#### RECORD SET:
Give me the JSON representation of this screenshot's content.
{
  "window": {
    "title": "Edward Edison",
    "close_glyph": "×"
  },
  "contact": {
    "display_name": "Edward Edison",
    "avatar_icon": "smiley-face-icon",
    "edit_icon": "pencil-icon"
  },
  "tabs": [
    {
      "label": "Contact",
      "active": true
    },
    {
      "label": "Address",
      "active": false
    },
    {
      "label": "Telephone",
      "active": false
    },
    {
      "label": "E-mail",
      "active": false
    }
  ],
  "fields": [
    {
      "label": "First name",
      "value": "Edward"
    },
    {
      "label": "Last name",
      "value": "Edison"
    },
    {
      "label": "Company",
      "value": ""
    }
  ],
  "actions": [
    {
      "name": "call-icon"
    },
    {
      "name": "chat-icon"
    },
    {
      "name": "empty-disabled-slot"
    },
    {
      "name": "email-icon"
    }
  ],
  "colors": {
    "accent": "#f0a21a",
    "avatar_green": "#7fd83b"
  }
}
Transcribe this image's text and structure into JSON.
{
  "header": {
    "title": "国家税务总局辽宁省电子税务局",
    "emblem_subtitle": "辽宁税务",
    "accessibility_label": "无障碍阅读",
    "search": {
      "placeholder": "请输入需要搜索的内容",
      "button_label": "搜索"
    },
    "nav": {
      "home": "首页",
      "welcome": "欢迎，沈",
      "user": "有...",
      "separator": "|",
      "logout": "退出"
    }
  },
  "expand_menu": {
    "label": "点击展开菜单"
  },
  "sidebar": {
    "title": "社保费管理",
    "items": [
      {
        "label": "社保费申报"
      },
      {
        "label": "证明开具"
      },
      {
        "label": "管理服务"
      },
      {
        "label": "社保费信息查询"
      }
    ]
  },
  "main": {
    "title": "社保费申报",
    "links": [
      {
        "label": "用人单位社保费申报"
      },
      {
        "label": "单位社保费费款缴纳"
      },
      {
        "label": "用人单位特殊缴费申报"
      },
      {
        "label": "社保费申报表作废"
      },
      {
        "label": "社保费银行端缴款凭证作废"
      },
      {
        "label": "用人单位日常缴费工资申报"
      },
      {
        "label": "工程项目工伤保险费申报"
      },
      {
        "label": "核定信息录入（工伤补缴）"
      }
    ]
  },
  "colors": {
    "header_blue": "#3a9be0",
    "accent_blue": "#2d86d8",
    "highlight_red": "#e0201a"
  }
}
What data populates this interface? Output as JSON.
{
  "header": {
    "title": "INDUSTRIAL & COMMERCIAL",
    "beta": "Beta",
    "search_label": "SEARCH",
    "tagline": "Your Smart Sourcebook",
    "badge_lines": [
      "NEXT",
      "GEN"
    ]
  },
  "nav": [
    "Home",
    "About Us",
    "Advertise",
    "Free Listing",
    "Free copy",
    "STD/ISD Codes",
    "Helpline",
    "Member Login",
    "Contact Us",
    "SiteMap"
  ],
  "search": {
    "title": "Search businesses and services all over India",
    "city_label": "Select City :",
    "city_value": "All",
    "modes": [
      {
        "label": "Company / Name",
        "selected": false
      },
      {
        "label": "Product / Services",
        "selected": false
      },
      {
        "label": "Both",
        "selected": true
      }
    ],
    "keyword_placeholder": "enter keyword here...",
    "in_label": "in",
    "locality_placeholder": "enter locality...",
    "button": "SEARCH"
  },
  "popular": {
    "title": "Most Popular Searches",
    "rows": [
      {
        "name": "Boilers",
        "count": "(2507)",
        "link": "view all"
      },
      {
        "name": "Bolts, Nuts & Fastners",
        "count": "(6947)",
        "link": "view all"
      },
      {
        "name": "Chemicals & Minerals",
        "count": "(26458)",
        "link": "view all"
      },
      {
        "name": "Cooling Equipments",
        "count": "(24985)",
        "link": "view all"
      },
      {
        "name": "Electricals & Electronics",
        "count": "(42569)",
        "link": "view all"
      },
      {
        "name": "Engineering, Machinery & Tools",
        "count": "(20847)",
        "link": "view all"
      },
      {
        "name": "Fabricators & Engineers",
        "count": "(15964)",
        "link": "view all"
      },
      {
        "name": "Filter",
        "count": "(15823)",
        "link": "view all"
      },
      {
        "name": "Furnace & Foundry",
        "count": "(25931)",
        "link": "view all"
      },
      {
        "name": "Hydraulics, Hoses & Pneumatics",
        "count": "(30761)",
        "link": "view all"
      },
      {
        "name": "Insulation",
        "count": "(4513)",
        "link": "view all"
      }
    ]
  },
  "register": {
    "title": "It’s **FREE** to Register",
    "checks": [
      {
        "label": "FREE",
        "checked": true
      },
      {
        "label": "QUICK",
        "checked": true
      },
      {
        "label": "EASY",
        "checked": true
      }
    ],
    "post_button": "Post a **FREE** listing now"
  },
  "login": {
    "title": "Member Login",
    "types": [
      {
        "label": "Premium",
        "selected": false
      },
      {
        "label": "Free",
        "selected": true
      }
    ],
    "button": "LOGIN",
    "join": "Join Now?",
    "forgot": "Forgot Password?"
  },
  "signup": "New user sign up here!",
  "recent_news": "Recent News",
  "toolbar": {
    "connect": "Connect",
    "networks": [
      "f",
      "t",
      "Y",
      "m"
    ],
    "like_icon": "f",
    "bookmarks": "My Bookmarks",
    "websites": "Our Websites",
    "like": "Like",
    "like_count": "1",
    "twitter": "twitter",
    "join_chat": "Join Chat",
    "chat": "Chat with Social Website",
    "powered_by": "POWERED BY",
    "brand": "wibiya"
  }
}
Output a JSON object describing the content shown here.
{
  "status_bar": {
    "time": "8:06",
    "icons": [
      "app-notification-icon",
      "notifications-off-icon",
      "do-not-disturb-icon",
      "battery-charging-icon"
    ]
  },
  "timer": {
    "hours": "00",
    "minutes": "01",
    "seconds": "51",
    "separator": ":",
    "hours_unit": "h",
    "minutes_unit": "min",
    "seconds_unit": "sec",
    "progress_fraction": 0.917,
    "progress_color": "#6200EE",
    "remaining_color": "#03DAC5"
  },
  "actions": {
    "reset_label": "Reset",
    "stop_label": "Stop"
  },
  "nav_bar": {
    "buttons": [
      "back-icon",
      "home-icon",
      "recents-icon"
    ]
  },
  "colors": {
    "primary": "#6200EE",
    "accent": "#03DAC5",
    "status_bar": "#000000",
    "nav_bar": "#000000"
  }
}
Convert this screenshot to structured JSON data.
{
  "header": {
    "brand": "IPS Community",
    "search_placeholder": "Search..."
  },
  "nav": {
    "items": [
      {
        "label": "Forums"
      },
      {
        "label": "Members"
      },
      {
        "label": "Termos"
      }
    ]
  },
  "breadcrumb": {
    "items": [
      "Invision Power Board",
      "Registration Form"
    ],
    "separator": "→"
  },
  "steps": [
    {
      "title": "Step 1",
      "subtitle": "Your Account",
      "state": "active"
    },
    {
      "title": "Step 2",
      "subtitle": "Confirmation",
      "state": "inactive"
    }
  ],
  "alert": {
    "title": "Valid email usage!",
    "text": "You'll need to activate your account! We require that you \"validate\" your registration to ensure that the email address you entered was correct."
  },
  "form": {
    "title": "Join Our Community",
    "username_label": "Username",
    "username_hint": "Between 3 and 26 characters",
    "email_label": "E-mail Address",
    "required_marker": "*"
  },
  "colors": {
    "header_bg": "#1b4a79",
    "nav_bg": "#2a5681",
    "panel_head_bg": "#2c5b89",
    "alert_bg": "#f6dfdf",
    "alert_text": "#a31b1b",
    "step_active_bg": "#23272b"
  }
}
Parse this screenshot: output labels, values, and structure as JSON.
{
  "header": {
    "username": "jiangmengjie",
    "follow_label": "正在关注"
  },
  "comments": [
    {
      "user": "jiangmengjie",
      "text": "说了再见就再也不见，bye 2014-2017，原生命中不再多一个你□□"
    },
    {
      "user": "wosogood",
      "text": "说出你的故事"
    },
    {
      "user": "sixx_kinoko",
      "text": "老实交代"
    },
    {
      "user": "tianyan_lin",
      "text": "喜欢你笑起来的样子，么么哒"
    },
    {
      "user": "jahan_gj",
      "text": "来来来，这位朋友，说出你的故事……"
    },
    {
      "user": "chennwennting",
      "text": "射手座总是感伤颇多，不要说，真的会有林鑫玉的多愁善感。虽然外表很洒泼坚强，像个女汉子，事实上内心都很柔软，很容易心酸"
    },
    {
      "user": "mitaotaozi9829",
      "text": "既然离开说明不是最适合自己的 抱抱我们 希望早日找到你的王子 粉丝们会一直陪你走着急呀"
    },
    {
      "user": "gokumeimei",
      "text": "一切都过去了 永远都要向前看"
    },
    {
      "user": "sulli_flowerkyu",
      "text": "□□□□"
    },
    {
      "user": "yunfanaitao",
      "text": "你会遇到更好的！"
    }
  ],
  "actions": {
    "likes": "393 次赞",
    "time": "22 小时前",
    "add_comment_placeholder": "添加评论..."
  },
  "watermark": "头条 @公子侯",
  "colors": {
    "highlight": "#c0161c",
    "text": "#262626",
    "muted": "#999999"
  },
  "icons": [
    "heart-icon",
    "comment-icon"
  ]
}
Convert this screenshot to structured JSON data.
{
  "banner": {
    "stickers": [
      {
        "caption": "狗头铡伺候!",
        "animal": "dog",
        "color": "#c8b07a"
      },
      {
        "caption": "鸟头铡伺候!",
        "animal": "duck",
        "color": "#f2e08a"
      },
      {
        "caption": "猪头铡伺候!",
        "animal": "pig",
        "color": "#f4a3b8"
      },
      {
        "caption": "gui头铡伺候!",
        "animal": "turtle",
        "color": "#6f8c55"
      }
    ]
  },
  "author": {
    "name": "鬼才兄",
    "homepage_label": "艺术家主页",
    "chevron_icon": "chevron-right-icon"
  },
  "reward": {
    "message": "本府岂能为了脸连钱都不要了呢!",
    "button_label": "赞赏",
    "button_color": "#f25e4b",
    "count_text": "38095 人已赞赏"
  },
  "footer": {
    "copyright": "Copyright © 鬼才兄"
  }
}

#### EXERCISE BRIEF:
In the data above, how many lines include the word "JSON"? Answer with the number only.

#### ANSWER SPACE:
7